Monsanto Co. recently unveiled a snapshot of its research pipeline. At the same time, The Climate Corp., owned by Monsanto, debuted a large number of digital projects underway to help farmers capture and better use data on their farm. The result was a futuristic view of how agriculture could progress as it moves toward 2050 and 10 billion people to feed.
Robb Fraley, chief technology officer for Monsanto, shared why he’s excited about the future. His excitement starts with enthusiasm for one of the biggest tools in the company’s research pipeline: genome editing, sometimes referred to as gene editing. Monsanto announced in September that it had licensed CRISPR genome editing technology for specific uses from the Broad Institute. This technology allows researchers to alter existing genes within the genome without introducing genes from another organism. That distinction separates it from traditional GMO-biotech programs.
Fraley made comments and took questions from the media. Here are his key comments.

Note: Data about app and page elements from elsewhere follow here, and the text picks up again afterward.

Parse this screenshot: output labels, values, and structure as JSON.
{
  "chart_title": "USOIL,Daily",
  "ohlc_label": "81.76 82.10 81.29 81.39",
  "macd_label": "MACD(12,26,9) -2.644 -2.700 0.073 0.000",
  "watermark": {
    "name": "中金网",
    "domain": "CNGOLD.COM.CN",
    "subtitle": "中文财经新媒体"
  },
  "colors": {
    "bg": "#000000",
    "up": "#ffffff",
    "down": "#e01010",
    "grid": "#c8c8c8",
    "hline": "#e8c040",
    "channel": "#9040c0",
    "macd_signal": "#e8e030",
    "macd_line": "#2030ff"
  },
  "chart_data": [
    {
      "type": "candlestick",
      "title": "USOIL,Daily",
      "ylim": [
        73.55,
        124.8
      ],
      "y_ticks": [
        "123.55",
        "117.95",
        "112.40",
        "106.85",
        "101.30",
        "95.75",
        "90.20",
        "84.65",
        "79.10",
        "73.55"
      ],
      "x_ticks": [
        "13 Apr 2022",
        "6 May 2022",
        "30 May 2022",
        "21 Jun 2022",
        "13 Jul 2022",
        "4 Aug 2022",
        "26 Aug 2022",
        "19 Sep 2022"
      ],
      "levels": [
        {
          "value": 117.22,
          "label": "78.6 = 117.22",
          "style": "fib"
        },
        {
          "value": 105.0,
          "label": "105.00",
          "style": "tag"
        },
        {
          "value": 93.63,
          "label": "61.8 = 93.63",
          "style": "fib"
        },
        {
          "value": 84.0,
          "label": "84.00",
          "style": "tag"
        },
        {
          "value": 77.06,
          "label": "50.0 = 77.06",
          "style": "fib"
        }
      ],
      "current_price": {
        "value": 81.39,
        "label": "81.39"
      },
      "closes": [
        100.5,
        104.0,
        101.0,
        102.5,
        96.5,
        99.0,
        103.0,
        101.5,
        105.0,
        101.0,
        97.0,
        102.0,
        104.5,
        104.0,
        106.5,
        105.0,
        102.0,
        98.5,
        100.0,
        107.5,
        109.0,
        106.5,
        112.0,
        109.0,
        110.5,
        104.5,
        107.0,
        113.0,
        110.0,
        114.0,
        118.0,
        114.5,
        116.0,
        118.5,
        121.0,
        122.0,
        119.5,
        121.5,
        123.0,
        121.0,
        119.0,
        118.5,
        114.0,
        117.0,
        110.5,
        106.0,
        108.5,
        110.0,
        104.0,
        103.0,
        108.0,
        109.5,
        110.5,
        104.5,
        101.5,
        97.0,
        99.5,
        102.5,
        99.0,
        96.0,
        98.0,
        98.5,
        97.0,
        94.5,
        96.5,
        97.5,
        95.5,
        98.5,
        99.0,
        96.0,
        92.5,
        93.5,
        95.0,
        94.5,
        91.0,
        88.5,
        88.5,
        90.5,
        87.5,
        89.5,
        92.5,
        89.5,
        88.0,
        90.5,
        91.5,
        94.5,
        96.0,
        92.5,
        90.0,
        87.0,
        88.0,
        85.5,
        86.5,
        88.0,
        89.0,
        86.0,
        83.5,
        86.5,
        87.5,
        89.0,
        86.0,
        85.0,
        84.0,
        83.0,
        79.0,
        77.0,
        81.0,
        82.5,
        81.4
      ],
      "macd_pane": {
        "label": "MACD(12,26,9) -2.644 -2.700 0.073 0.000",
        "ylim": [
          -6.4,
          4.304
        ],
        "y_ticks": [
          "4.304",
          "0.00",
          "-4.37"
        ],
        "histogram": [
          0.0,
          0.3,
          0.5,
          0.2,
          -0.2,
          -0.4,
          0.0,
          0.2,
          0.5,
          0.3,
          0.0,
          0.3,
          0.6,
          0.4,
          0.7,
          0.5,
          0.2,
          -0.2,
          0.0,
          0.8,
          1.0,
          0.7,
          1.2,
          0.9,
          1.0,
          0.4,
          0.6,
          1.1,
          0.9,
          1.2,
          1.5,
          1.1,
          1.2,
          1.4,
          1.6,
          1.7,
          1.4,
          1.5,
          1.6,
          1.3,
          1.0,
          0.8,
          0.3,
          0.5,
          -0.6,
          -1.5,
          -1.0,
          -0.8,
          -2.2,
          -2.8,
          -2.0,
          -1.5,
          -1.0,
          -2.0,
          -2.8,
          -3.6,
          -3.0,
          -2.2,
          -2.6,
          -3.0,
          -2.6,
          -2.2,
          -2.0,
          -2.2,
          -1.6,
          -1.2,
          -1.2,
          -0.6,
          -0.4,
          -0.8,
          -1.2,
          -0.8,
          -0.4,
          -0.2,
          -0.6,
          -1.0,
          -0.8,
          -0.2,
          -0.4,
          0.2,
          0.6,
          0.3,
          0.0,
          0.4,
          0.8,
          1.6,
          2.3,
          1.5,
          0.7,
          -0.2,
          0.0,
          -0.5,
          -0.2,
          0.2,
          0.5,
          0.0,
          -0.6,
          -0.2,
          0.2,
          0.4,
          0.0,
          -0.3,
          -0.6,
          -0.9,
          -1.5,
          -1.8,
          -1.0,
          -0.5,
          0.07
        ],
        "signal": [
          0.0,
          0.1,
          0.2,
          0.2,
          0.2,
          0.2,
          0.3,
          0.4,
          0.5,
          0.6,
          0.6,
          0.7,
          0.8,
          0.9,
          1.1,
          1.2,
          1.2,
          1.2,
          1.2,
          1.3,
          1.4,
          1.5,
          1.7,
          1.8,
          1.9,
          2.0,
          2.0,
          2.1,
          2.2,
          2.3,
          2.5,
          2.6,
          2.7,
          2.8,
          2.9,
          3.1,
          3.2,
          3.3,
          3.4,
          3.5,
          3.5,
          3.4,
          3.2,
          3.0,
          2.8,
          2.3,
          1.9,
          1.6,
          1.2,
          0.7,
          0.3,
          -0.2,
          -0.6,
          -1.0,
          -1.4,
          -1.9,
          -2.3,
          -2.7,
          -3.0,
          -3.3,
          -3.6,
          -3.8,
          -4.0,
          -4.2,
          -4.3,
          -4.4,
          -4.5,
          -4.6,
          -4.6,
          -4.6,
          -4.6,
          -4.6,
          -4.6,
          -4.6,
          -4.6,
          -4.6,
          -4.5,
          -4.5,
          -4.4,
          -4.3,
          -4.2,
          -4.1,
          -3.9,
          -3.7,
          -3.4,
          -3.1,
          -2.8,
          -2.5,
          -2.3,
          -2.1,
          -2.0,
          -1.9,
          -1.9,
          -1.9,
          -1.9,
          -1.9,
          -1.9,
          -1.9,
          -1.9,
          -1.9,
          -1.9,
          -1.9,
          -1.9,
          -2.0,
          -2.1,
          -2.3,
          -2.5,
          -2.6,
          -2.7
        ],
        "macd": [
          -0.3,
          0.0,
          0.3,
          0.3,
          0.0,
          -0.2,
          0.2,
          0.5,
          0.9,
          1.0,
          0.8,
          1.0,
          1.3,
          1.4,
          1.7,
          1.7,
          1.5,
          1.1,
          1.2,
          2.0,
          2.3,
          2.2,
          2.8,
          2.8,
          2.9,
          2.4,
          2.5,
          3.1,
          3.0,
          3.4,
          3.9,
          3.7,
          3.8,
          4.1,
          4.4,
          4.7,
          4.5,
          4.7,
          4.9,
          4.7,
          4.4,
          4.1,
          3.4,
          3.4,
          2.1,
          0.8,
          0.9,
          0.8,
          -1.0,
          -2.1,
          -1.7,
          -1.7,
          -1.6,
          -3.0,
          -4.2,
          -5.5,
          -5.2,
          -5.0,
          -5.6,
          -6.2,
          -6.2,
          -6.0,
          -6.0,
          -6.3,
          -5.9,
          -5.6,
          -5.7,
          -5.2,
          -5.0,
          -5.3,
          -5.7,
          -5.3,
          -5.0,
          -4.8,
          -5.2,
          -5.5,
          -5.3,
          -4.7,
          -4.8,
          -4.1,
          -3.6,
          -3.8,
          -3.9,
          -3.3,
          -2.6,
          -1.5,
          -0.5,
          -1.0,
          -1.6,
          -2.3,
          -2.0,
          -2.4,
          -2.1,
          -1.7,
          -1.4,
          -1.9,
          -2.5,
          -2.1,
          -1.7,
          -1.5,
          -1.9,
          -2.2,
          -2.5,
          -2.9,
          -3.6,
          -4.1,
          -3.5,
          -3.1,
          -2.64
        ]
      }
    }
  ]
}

On the significance of gene editing. “There are a lot of tools under development in this field. These tools will allow scientists to look at possible changes to every gene of every crop. It is the next-generation biotech tool. We will still need adequate breeding and testing programs. Long term, we will be discovering new traits with this technology. We will change plant breeding with these tools."
On possible backlash similar to that seen with GMOs in the '90s. "CRISPR technology has profound potential for advancements in plants, animals and human medicine. It’s an exciting change for biology as we know it, and it is safer than existing technology. We made a mistake when GMOs were introduced by not communicating more clearly with consumers and government leaders. We are already having conversations now about this new technology with both consumers and government leaders. One big difference is that with gene editing, we’re changing a gene within the plant, but we’re not introducing a new gene from a different organism, as was the case when GMO-trait development began.”
On Bayer acquiring Monsanto. “From a research and development standpoint, this will lead to new innovation for farmers. It will open up incredible opportunities to create better integrated systems for farmers. I believe it will actually increase competition and drive innovation.”
On synergies between Bayer and Monsanto. "Bayer is largely focused on chemistry and biology. At Monsanto, we have focused on developing traits and getting them to farmers. It takes Bayer about eight to 10 years to develop a new product. It takes Monsanto eight to 10 years to develop traits for the product once it’s developed. By working in cooperation with each other, I believe we can shave years off the development time for a project. That will be great for farmers, because we can get new technology into their hands sooner.”
On the future of the ag industry. “I see so many great things happening here. The combination of advances in biology and the ability for farmers to better use information through digital technology, such as that coming from Climate Corp., is exciting. There are 400 to 500 startup companies in this space already. Lots of these efforts will lead to new tools in biology and to digital advances.”
On consolidation in agriculture. “I believe we will see important and healthy consolidation in our industry. This is an exciting time to be in agriculture. We are going to see changes happening around the world.”